What Causes Those Frustrating Misunderstandings
Communication is a funny thing. You’re never as clear as you think you are because several problems get in the way.
Your words make sense to you, but those words can mean something entirely different to another person. You each bring a lifetime of experiences and interpretations to every conversation. Those filters color our understanding – and cause a host of frustrating misunderstandings.
For example, take something as simple as “Let’s take out the trash.” Depending on your team’s experience and interpretation, they could hear:
- I will take out the trash.
- You will take out the trash.
- We’re both going to take out the trash.
- We’re showing that we’re all in this together.
- We’re doing work that’s beneath us.
- No work is beneath anyone.
- We can’t afford a cleaning service.
- We’re scrappy and efficient.
- You don’t value the important work I could be doing instead of taking out the trash.
- We’ll take the trash to the front door.
- We’ll take the trash to the dumpster.
And that’s assuming they heard your words correctly. You can imagine how comedies would have someone hear “Let’s check out that rash.”
It turns out that when I said, “Let’s go shop” what our son heard was, “Let’s chop.” Which he interpreted to mean “chop-chop” as in, “Let’s get to it.” Since creative writing had been on his mind, he filtered the encouragement to action through the lens of what had his attention.
In organizations and teams, these kinds of misunderstandings aren’t so funny. They cause endless frustration, headaches, lost productivity, and aggravation.
Close the Loop
Effective leaders work hard to remove the chance of misunderstanding. You do this by the example you set, by understanding who you’re talking to, connecting what to why, and checking for understanding.

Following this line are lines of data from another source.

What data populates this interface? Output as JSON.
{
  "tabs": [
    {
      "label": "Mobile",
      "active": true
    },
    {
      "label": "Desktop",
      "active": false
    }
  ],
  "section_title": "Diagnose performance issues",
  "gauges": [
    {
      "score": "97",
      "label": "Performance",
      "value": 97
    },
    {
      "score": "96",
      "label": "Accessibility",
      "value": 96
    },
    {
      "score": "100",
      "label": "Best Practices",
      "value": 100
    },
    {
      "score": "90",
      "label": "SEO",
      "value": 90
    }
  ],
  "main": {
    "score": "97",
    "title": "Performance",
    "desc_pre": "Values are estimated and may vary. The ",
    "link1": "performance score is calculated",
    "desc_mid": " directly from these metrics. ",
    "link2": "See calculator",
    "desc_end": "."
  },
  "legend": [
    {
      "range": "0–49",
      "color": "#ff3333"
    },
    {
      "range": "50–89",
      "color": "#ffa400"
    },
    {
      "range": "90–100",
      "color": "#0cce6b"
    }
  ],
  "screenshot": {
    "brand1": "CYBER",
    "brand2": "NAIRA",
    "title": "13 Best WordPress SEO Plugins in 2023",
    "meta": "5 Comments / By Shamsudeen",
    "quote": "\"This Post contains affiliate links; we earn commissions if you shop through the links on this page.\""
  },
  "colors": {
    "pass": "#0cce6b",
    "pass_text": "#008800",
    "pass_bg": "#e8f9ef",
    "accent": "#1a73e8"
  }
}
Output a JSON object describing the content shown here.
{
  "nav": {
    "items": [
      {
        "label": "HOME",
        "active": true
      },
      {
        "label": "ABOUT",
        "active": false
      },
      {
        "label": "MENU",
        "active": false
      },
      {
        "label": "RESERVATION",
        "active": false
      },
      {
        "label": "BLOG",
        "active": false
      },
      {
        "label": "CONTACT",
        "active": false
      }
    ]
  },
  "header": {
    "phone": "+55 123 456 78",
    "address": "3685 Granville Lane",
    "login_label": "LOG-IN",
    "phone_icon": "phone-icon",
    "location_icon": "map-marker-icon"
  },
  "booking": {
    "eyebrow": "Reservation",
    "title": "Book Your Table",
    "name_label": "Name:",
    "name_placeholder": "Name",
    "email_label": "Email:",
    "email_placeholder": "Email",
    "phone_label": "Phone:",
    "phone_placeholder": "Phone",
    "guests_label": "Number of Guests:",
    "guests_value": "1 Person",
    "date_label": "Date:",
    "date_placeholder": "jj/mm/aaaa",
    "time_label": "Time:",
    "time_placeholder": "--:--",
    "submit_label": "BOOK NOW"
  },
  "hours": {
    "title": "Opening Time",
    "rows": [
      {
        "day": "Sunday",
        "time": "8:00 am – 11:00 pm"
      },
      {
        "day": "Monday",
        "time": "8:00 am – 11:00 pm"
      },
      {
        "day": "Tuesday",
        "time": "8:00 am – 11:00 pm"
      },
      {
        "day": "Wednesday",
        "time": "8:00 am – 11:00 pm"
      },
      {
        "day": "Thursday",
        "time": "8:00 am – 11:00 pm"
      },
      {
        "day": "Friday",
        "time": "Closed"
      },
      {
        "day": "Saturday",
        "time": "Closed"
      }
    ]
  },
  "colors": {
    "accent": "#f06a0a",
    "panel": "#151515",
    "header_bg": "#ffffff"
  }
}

It’s leadership 101—lead by example. But it’s more than a trust-building boost to your credibility. Your example clarifies your words and helps everyone understand exactly what you mean.
Understand Who You’re Talking To
Get to know your people and you can tailor your communication to reach mutual understanding quickly. For example, if you have a detail-minded person who takes things literally, understanding that will help you avoid theoretical language. They need to know what, specifically, needs to happen.
People are different. How can you give everyone the best chance of understanding and action?
Connect What to Why
In the absence of information, many people fill in their own stories—and they’re usually not pleasant. Nowhere does this happen more than in filling in the “why” behind what’s been asked.
Eg: Why are we taking out the trash? It must be [insert negative reason here] – we’re broke, the boss doesn’t like our work, they don’t know what we do, they don’t know who I am, it’s a punishment.
Eliminate misunderstanding by clarifying the why behind what you ask.
Check for Understanding
There are two ways to check for understanding: actions and emotions.
Check for Understanding #1:
The action-focused check for understanding ensures a mutually shared understanding of the activity. It looks like this:
“Let’s do a quick check for understanding—what are we doing after lunch?” “Yes—we’re all taking out the trash.” “And why are we taking it out?” “No, it’s not because we’ve done anything wrong—it’s because we’ve got another group in here after us and it’s going to smell awful if we leave it in the trash—and that’s what we’d want them to do for us.”
Check for Understanding #2:
The emotion-focused check for understanding gives your team a chance to process what’s happening and surfaces any issues that might arise. It looks like this:
Leader: “Great meeting. I’m super excited about this strategy. Before we end, I’d like to ask, how is everyone feeling?”
Team member 1: “Well, I’m excited about it too, but I’m also worried about how we will do this considering our other priorities?”
Team member 2: “I’m feeling overwhelmed. These are wonderful ideas and I really want to do them, but I don’t know where to begin.”
Once you know these issues exist, you can help your team move through them, adjust expectations, or remove roadblocks.
In remote work settings, closing the loop and ensuring shared understanding is even more important when we don’t have the visual cues and reinforcement we’re used. As you implement long-term crisis-related health and safety plans, these four steps will help avoid frustrating misunderstandings and keep everyone healthy and safe.
We’d love to hear from you: What are some of your best techniques to ensure you and your team communicate clearly with one another?